[The records — start]
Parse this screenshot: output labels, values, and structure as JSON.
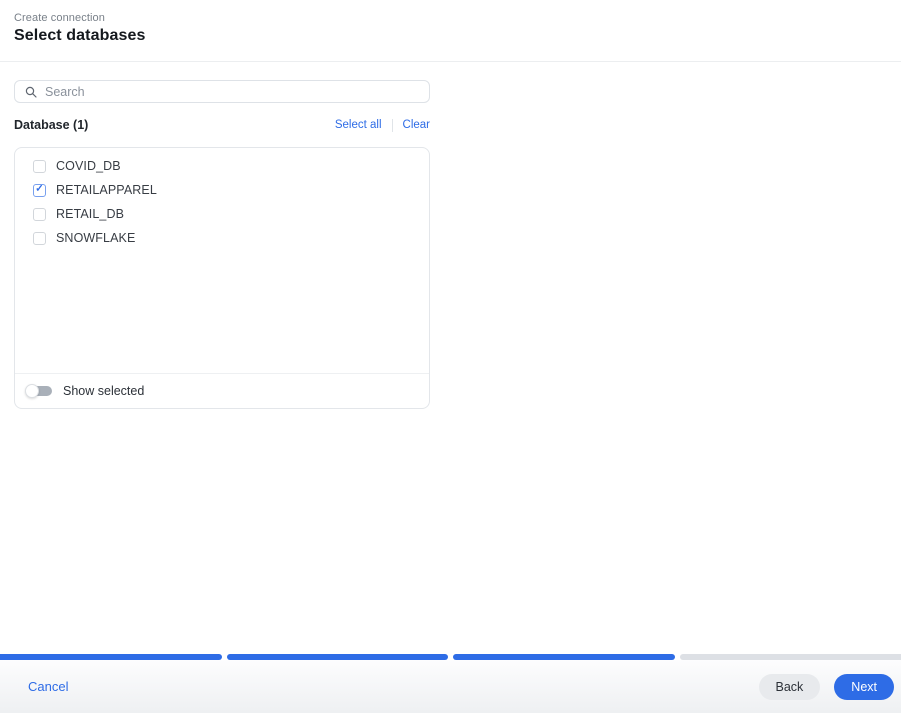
{
  "header": {
    "breadcrumb": "Create connection",
    "title": "Select databases"
  },
  "search": {
    "placeholder": "Search",
    "value": ""
  },
  "database_list": {
    "label": "Database (1)",
    "select_all_label": "Select all",
    "clear_label": "Clear",
    "items": [
      {
        "name": "COVID_DB",
        "checked": false
      },
      {
        "name": "RETAILAPPAREL",
        "checked": true
      },
      {
        "name": "RETAIL_DB",
        "checked": false
      },
      {
        "name": "SNOWFLAKE",
        "checked": false
      }
    ],
    "show_selected_label": "Show selected",
    "show_selected_on": false
  },
  "progress": {
    "segments_total": 4,
    "segments_complete": 3
  },
  "footer": {
    "cancel_label": "Cancel",
    "back_label": "Back",
    "next_label": "Next"
  },
  "colors": {
    "accent": "#2e6ce6",
    "progress_remaining": "#dde0e5",
    "checkbox_check": "#2e6ce6"
  },
  "icons": {
    "search": "magnifier",
    "checkbox_check_glyph": "✓"
  }
}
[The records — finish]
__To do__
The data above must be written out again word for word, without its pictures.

__Solution to this problem__
Parse this screenshot: output labels, values, and structure as JSON.
{
  "header": {
    "breadcrumb": "Create connection",
    "title": "Select databases"
  },
  "search": {
    "placeholder": "Search",
    "value": ""
  },
  "database_list": {
    "label": "Database (1)",
    "select_all_label": "Select all",
    "clear_label": "Clear",
    "items": [
      {
        "name": "COVID_DB",
        "checked": false
      },
      {
        "name": "RETAILAPPAREL",
        "checked": true
      },
      {
        "name": "RETAIL_DB",
        "checked": false
      },
      {
        "name": "SNOWFLAKE",
        "checked": false
      }
    ],
    "show_selected_label": "Show selected",
    "show_selected_on": false
  },
  "progress": {
    "segments_total": 4,
    "segments_complete": 3
  },
  "footer": {
    "cancel_label": "Cancel",
    "back_label": "Back",
    "next_label": "Next"
  },
  "colors": {
    "accent": "#2e6ce6",
    "progress_remaining": "#dde0e5",
    "checkbox_check": "#2e6ce6"
  },
  "icons": {
    "search": "magnifier",
    "checkbox_check_glyph": "✓"
  }
}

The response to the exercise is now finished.